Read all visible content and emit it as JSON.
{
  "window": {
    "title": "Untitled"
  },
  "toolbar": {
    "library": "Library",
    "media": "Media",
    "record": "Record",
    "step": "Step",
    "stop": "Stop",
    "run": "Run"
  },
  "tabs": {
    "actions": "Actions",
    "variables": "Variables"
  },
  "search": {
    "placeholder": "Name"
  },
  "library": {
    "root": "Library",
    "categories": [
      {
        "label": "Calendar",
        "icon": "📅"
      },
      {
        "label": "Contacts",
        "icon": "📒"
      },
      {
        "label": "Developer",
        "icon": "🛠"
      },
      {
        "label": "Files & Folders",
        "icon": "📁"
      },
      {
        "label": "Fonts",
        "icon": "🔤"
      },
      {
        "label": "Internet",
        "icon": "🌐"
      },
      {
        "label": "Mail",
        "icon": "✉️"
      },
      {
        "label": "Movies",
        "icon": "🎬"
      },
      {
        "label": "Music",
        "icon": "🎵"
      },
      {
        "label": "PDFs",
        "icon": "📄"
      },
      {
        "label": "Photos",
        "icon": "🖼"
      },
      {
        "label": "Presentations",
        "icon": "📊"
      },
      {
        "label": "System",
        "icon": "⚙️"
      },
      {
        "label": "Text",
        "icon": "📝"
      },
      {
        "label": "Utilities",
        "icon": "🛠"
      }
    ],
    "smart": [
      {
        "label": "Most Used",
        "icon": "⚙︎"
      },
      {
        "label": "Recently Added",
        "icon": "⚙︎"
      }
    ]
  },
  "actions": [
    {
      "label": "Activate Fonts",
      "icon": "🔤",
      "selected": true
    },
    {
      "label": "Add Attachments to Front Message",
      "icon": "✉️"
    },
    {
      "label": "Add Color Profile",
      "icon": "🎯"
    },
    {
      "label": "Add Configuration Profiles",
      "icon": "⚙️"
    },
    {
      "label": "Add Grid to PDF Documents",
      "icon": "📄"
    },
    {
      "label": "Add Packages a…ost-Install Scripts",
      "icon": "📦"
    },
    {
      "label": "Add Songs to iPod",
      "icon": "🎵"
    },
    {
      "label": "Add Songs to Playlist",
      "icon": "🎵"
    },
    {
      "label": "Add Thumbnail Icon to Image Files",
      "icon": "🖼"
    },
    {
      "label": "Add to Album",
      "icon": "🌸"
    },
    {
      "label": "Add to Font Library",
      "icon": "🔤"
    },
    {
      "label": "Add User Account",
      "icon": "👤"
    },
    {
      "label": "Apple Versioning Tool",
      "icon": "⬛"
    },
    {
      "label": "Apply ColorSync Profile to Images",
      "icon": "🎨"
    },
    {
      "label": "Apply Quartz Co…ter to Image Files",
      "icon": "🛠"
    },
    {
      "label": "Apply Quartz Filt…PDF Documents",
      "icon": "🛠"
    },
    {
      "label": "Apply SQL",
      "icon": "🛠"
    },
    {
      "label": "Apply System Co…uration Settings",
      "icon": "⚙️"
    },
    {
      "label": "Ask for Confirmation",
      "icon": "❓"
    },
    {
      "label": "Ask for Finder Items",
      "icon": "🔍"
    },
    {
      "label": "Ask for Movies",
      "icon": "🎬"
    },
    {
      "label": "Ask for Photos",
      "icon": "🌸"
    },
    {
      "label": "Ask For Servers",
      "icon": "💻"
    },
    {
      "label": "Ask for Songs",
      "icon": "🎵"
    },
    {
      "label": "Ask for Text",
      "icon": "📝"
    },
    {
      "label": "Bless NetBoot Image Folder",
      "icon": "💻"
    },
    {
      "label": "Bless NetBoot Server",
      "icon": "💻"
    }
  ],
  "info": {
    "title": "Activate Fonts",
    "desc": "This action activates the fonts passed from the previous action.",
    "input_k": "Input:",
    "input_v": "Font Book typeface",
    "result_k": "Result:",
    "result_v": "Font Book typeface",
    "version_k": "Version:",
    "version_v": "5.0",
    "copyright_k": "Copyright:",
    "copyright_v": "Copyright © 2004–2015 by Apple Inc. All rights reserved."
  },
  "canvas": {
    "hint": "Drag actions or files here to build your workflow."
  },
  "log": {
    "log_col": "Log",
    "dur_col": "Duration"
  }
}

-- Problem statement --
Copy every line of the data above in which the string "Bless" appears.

-- Answer box --
      "label": "Bless NetBoot Image Folder",
      "label": "Bless NetBoot Server",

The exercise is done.